Together with the Domino’s Pizza franchise at Princess Juliana International Airport (PJIA), Sint Maarten’s national airline Winair is claiming a world record for delivering freshly made take-out pizza from one restaurant to the largest number of countries within a 45-minute period.
Starting at 5:30 p.m. on Friday, August 21, the PJIA franchise of Domino’s and Winair collaborated to deliver straight-from-the-oven pizzas to eight countries and island territories in the Northeast Caribbean in just 45 minutes.
According to the Sint Maarten newspaper The Daily Herald, which published a news story on August 22 on the novel record attempt, the countries and territories receiving the pizza pies were Sint Maarten, Saint-Martin, Anguilla, Saint Barthélemy, Saba, Sint Eustatius, St. Kitts and Nevis.
The Daily Herald also reported that the original plan for the record – to date not an official record category for Guinness World Records – also included Tortola in the British Virgin Islands, but the runway of the island’s airport was closed that night.
Winair flew Domino’s pizza-delivery carriers from PJIA (IATA code SXM: the airport now brands itself as ‘SXM Airport’) to Saint Barth, Saba, Nevis, St. Kitts and Sint Eustatius.
Domino’s delivered pizzas by land to Sint Maarten and Saint-Martin, a French collectivity which shares the island of Saint Martin with the Dutch autonomous country of Sint Maarten. It delivered a pizza to the nearby island of Anguilla by sea.
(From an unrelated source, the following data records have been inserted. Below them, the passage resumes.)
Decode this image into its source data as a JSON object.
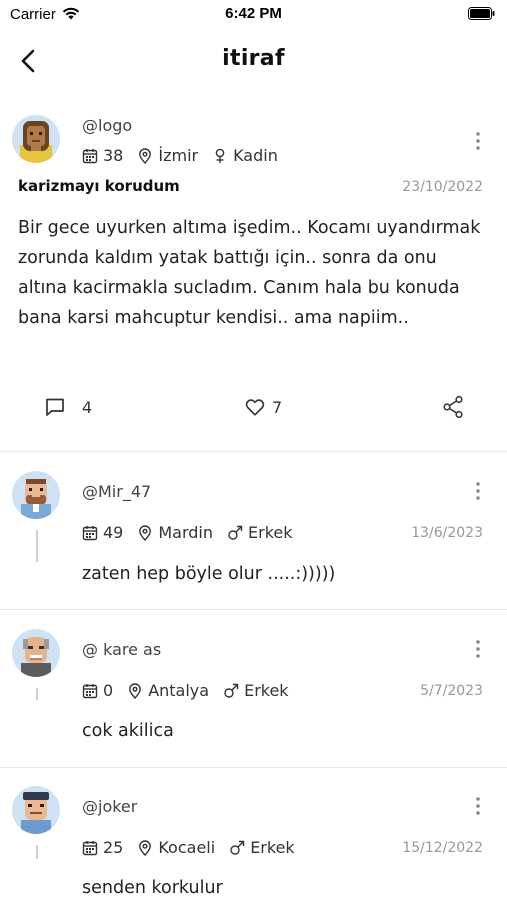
{
  "status_bar": {
    "carrier": "Carrier",
    "time": "6:42 PM"
  },
  "header": {
    "title": "itiraf"
  },
  "post": {
    "username": "@logo",
    "age": "38",
    "city": "İzmir",
    "gender": "Kadin",
    "title": "karizmayı korudum",
    "date": "23/10/2022",
    "body": "Bir gece uyurken altıma işedim.. Kocamı uyandırmak zorunda kaldım yatak battığı için.. sonra da onu altına kacirmakla sucladım. Canım hala bu konuda bana karsi mahcuptur kendisi.. ama napiim..",
    "comment_count": "4",
    "like_count": "7"
  },
  "comments": [
    {
      "username": "@Mir_47",
      "age": "49",
      "city": "Mardin",
      "gender": "Erkek",
      "date": "13/6/2023",
      "text": "zaten hep böyle olur .....:)))))"
    },
    {
      "username": "@ kare as",
      "age": "0",
      "city": "Antalya",
      "gender": "Erkek",
      "date": "5/7/2023",
      "text": "cok akilica"
    },
    {
      "username": "@joker",
      "age": "25",
      "city": "Kocaeli",
      "gender": "Erkek",
      "date": "15/12/2022",
      "text": "senden korkulur"
    }
  ],
  "icons": {
    "back": "chevron-left-icon",
    "more": "more-vertical-icon",
    "age": "calendar-icon",
    "city": "map-pin-icon",
    "female": "female-icon",
    "male": "male-icon",
    "comment": "message-square-icon",
    "like": "heart-icon",
    "share": "share-icon"
  }
}
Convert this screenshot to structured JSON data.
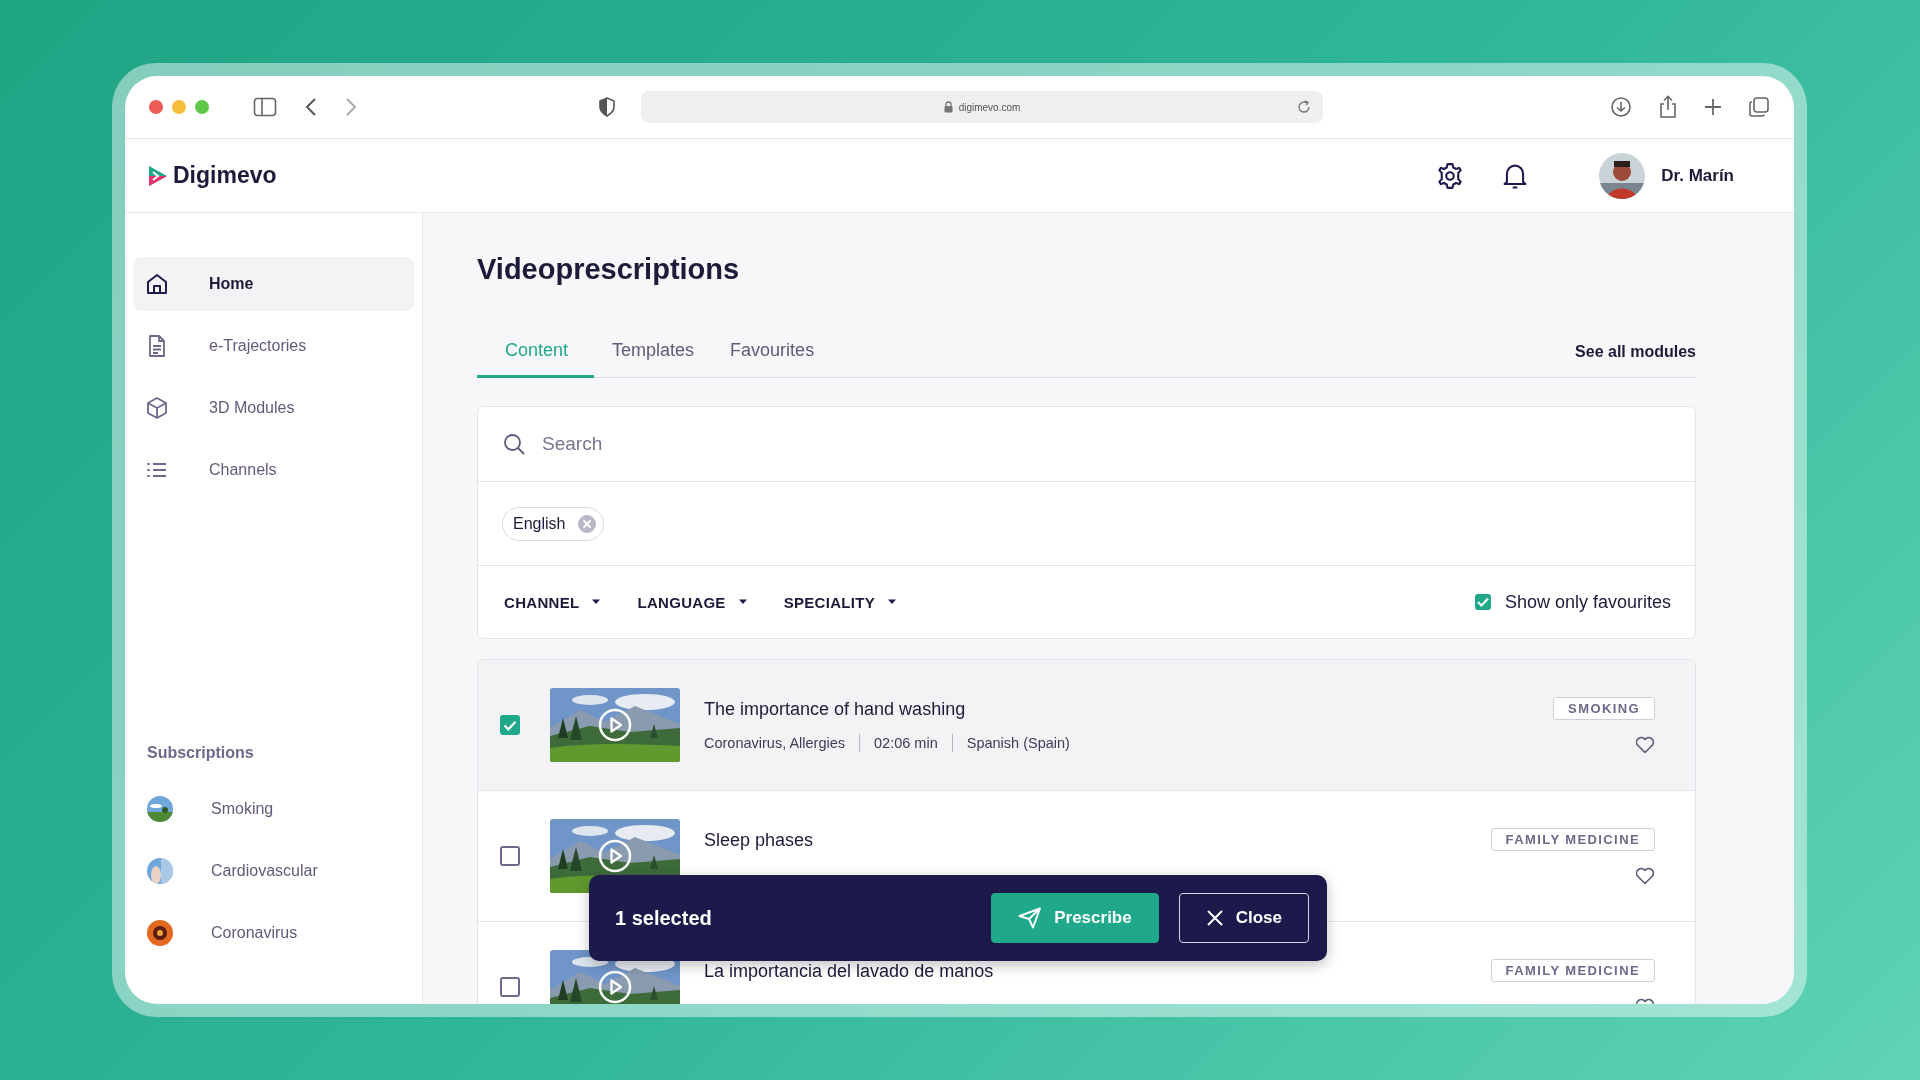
{
  "browser": {
    "url": "digimevo.com"
  },
  "app": {
    "name": "Digimevo"
  },
  "user": {
    "name": "Dr. Marín"
  },
  "sidebar": {
    "items": [
      {
        "label": "Home",
        "selected": true,
        "kind": "home"
      },
      {
        "label": "e-Trajectories",
        "selected": false,
        "kind": "document"
      },
      {
        "label": "3D Modules",
        "selected": false,
        "kind": "cube"
      },
      {
        "label": "Channels",
        "selected": false,
        "kind": "list"
      }
    ],
    "subscriptions_title": "Subscriptions",
    "subscriptions": [
      {
        "label": "Smoking"
      },
      {
        "label": "Cardiovascular"
      },
      {
        "label": "Coronavirus"
      }
    ]
  },
  "page": {
    "title": "Videoprescriptions",
    "see_all": "See all modules",
    "tabs": [
      {
        "label": "Content",
        "selected": true
      },
      {
        "label": "Templates",
        "selected": false
      },
      {
        "label": "Favourites",
        "selected": false
      }
    ]
  },
  "search": {
    "placeholder": "Search"
  },
  "chips": [
    {
      "label": "English"
    }
  ],
  "filters": [
    {
      "label": "CHANNEL"
    },
    {
      "label": "LANGUAGE"
    },
    {
      "label": "SPECIALITY"
    }
  ],
  "favourites_toggle": {
    "label": "Show only favourites",
    "checked": true
  },
  "videos": [
    {
      "title": "The importance of hand washing",
      "topics": "Coronavirus, Allergies",
      "duration": "02:06 min",
      "language": "Spanish (Spain)",
      "tag": "SMOKING",
      "checked": true
    },
    {
      "title": "Sleep phases",
      "tag": "FAMILY MEDICINE",
      "checked": false
    },
    {
      "title": "La importancia del lavado de manos",
      "tag": "FAMILY MEDICINE",
      "checked": false
    }
  ],
  "toast": {
    "count": "1 selected",
    "actions": [
      {
        "label": "Prescribe",
        "kind": "primary"
      },
      {
        "label": "Close",
        "kind": "secondary"
      }
    ]
  }
}
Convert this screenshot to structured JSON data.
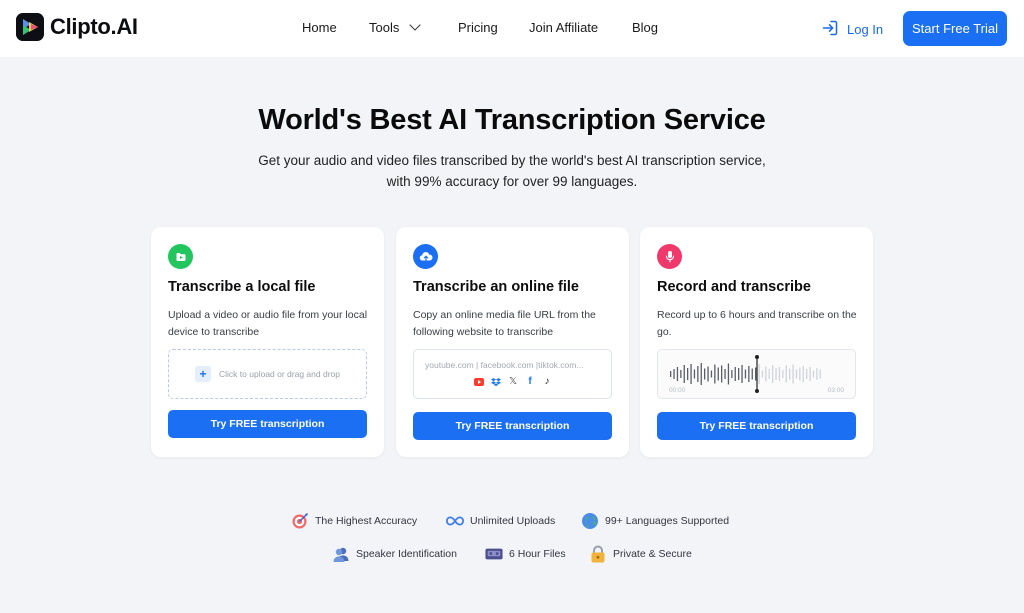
{
  "brand": {
    "name": "Clipto.AI"
  },
  "nav": {
    "items": [
      "Home",
      "Tools",
      "Pricing",
      "Join Affiliate",
      "Blog"
    ],
    "login": "Log In",
    "cta": "Start Free Trial"
  },
  "hero": {
    "title": "World's Best AI Transcription Service",
    "subtitle_line1": "Get your audio and video files transcribed by the world's best AI transcription service,",
    "subtitle_line2": "with 99% accuracy for over 99 languages."
  },
  "cards": [
    {
      "title": "Transcribe a local file",
      "desc": "Upload a video or audio file from your local device to transcribe",
      "dropzone_label": "Click to upload or drag and drop",
      "button": "Try FREE transcription",
      "icon": "folder-icon",
      "color": "#22c55e"
    },
    {
      "title": "Transcribe an online file",
      "desc": "Copy an online media file URL from the following website to transcribe",
      "url_placeholder": "youtube.com | facebook.com |tiktok.com...",
      "sites": [
        "youtube-icon",
        "dropbox-icon",
        "x-icon",
        "facebook-icon",
        "tiktok-icon"
      ],
      "button": "Try FREE transcription",
      "icon": "cloud-upload-icon",
      "color": "#1b6ff2"
    },
    {
      "title": "Record and transcribe",
      "desc": "Record up to 6 hours and transcribe on the go.",
      "time_start": "00:00",
      "time_end": "03:00",
      "button": "Try FREE transcription",
      "icon": "microphone-icon",
      "color": "#f0386b"
    }
  ],
  "features": [
    {
      "label": "The Highest Accuracy",
      "icon": "target-icon"
    },
    {
      "label": "Unlimited Uploads",
      "icon": "infinity-icon"
    },
    {
      "label": "99+ Languages Supported",
      "icon": "globe-icon"
    },
    {
      "label": "Speaker Identification",
      "icon": "speaker-icon"
    },
    {
      "label": "6 Hour Files",
      "icon": "tape-icon"
    },
    {
      "label": "Private & Secure",
      "icon": "lock-icon"
    }
  ],
  "colors": {
    "accent": "#1b6ff2",
    "background": "#f3f4f8"
  }
}
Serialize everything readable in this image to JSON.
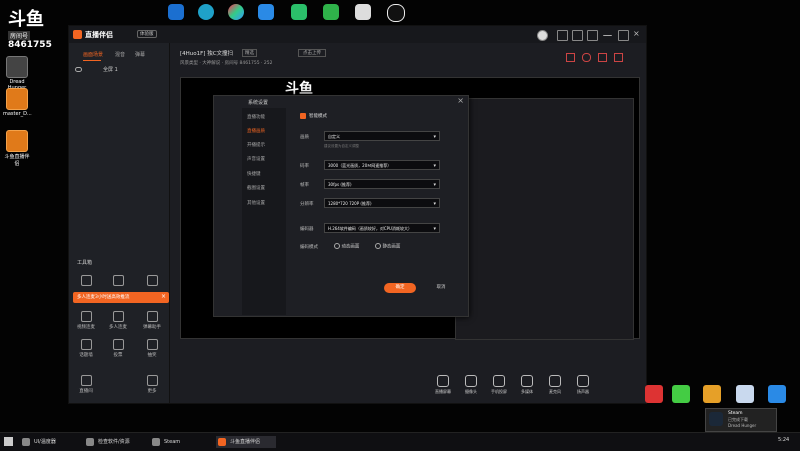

The two companies are submitting their record attempt to Guinness World Records, according to The Daily Herald.
Guinness World Records told the companies no such record category existed, but provided them with verification criteria that if satisfied might lead to their effort being listed as a new world record, according to the newspaper.
So, using three different measurement methods, the companies logged and documented all the steps they performed in the record international pizza-delivery attempt in order to satisfy the verification process, The Daily Herald reported.
The record attempt came about following the introduction of a flying Domino’s Pizza-delivery service by Winair from SXM Airport on August 1, under an agreement with John Caputo, the owner of the airport’s Domino’s Pizza franchise.
Winair’s aerial pizza-delivery service on behalf of the SXM Domino’s franchise came about as the result of a spoof April Fool’s Day advertisement placed by Caputo.
The advertisement jokingly said the franchise would deliver pizzas on demand to residents of the volcanic islands of Saba, 30 miles south of Sint Maarten; and Sint Eustatius, 33 miles southeast of Sint Maarten.
But so many residents of Saba and Sint Eustatius thought the ad was real and called the Domino’s franchise to order take-out pizzas that when Caputo talked with Winair CEO Michael Cleaver about the episode, both men realized the joke actually represented a good business idea.
The two companies quickly drew up an agreement to offer the service and since August 1 Winair has been flying take-out pizzas in insulated delivery boxes to the islands of Saba and Sint Eustatius, which are both special municipalities of the Kingdom of the Netherlands.
Customers from the two islands call the SXM Airport Domino’s franchise in advance, order their take-out pizzas and pay for them over the phone using their credit-card numbers.
Domino’s Pizza bakes each take-out pie fresh just in advance of the next Winair scheduled flight to the relevant island, delivers it to the aircraft and notifies the customer to come and collect it at the island’s airport.
Although a current Domino’s Pizza advertisement for the service states “More islands coming soon!”, Winair CEO Cleaver notes, “Thus far there are no plans to deliver to other islands, due to customs regulations.”
Cleaver describes Winair as “first and foremost a passenger airline” and “limited as to cargo acceptance” because of the low cargo capacity of the 19-seat de Havilland Twin Otter 300 turboprops which form its core fleet.
“There are daily boat services to the surrounding islands whereby customers ship required supplies to their final destination,” says Cleaver.
However, the airline does carry some small, high-value and time-sensitive items as cargo on its network when required.
“We do deliver computer parts, documents and machine parts and various last-minute needed supplies,” Cleaver confirms.
Cargo represented 1.5 per cent of Winair’s total revenues in 2014, according to Cleaver.